  • Car comes with speakers and antenna, but no radio.


What a turkey, amirite?

Here, for your Thanksgiving holiday enjoyment, is the Top Gear challenge.

Images source: RM Auctions.

  • Van_Sarockin

    I'll have seconds of this turkey! Basically, it was an attractively priced high end Italian sports car of the time, and a bit better than many. All the gripes were endemic to them all. No one expected their Ferrari to just start up and run whenever they jumped in and turned the key. They all have service requirements more similar to helicopters than other cars. Shoddy construction and parts fall off? Just a charming aspect of the handmade Italian rarity. Understeers? Quite an accomplishment for a midengined car, and probably saved the lives of a bunch of drivers. Trunk heats up. Really?

    • Insert that Jackie Chan WTF drawing. The reviewer was really miffed about the handling characteristics given that this was a MR car.

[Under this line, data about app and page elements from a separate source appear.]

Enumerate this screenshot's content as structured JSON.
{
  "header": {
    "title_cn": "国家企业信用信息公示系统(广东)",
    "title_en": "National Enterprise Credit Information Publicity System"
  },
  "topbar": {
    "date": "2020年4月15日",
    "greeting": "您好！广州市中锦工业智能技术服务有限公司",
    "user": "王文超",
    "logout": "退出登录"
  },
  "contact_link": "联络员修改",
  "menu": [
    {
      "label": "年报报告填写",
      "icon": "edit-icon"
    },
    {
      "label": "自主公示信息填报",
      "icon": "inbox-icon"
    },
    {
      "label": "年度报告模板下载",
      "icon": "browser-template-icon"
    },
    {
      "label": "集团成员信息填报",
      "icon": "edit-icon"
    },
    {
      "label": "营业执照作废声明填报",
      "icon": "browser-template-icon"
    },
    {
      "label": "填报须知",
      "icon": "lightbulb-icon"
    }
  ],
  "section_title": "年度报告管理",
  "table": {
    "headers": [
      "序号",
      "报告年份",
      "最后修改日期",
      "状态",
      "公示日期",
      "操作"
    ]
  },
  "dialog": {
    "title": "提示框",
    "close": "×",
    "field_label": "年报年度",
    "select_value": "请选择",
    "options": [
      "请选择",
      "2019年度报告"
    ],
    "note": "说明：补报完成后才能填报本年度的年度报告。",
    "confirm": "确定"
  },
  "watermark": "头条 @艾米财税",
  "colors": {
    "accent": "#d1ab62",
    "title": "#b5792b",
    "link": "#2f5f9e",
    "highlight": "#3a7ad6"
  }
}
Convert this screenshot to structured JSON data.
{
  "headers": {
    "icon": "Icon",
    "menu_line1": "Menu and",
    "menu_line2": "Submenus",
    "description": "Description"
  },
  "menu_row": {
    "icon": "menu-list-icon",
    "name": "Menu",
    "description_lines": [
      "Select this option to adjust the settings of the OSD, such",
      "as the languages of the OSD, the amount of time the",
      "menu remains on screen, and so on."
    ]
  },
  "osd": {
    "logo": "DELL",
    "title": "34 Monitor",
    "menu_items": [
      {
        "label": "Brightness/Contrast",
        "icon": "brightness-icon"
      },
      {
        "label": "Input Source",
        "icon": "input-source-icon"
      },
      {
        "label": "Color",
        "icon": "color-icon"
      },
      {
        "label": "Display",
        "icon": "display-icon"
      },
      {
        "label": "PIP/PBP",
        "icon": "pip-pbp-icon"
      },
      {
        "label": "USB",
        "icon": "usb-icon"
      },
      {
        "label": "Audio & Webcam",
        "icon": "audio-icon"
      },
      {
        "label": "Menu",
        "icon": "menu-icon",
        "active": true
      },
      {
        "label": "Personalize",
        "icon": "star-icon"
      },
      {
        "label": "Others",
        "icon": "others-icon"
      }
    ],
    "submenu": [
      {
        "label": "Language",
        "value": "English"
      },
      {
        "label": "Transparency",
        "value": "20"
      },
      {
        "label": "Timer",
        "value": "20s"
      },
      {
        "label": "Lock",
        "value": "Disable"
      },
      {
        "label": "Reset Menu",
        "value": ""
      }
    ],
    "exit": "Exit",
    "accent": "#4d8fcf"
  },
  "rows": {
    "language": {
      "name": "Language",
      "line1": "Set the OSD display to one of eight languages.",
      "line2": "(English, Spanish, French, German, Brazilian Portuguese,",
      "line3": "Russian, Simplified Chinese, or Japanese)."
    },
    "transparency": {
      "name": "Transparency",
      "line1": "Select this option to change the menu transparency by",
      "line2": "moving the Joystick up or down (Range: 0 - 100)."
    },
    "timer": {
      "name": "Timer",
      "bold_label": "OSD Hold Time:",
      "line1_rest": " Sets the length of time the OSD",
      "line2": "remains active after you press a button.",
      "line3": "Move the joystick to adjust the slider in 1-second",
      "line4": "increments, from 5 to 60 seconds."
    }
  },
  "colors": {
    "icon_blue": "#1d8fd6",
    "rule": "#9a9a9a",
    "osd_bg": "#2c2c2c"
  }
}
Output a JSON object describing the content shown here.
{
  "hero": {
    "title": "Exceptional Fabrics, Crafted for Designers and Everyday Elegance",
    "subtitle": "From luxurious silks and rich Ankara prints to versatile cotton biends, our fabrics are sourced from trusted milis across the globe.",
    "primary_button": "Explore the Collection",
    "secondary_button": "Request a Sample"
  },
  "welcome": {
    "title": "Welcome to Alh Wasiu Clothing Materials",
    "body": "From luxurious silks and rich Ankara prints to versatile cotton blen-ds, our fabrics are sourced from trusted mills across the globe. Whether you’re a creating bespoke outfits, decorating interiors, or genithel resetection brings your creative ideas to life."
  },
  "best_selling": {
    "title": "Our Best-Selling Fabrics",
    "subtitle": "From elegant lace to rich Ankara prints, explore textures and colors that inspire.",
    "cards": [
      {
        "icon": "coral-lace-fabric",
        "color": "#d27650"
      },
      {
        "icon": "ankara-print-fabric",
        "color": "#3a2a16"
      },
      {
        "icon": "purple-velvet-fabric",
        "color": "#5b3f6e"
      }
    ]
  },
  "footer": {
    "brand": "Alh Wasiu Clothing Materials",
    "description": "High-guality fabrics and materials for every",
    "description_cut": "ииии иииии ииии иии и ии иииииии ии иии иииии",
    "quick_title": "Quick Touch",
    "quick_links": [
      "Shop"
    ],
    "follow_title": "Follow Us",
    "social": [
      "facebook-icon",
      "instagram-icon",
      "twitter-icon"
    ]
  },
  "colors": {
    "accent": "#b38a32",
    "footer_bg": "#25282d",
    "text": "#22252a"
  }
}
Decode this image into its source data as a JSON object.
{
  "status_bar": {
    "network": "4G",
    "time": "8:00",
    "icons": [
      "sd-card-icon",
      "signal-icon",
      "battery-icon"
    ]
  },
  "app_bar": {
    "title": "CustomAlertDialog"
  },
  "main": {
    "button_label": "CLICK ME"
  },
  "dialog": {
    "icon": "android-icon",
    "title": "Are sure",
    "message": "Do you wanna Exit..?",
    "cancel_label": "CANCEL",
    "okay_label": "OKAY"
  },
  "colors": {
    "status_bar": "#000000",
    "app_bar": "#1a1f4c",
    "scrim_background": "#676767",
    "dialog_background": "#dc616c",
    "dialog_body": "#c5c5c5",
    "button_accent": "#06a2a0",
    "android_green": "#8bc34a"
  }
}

  • dukeisduke

    The instrument panel design and pedal layout are just flat stupid. The steering wheel and pedal relationship are just typical Italian for the period.

    • Van_Sarockin

      The whole dash is a clusterfuck. I've seen better results in 1950's basement bars made by illiterates using a Popular Mechanics as their guide. But it's about par for the course for workmanship for Italian exotics of that era. It's not like the cabin of the F40 is a paragon of quality materials, or fit and finish.

  • Rover1

    But the temperature and oil pressure gauges are right in front of you, together with the warning lights. Won't you need those more often than the speedo and revcounter?

    • That's what the review said. Those temp and oil pressure gauges are straight ahead because they need to be closely monitored for long distance cruises.

      • Van_Sarockin

        Distance? I'd watch them closer than the stop sign on the way to the corner store!

  • Needno Bardahli

    The whole steering wheel/ pedal interface issue has to do with the typical Italian male physique. All Italian drivers have short legs and long arms (knuckle draggers), hence the ergonomically challenged driving position. As for the pedals being too close together, they wear very tight fitting Gucci loafers. I was informed of these facts long ago by the president of the local Alfa Romeo club. God's truth !

  • Le Bishop

    Trouble with all those instruments was, they were as unreliable as the engine itself. When they read, "ok" , the engine was cooking & when they were in the red, the engine was generally fine…… again those classic Italian electrics.
    I had 2 Alfa Romeos, both died spectacularly – one went up in flames & the other mashed 24 valves into the pistons when its cambelt failed 30000km before the cambelt service…. and I'd buy another – what a sucker!

  • e46christopher

    I love the Top Gear Tip. "Yes, yes you can buy a supercar for less than £10,000, but, for the love of God … don't"

  • 944tim

    the Mike guy is annoying, but this is otherwise interesting

  • ˏ♂ˊ mzs zsm msz esq

    Oh Pounds not pounds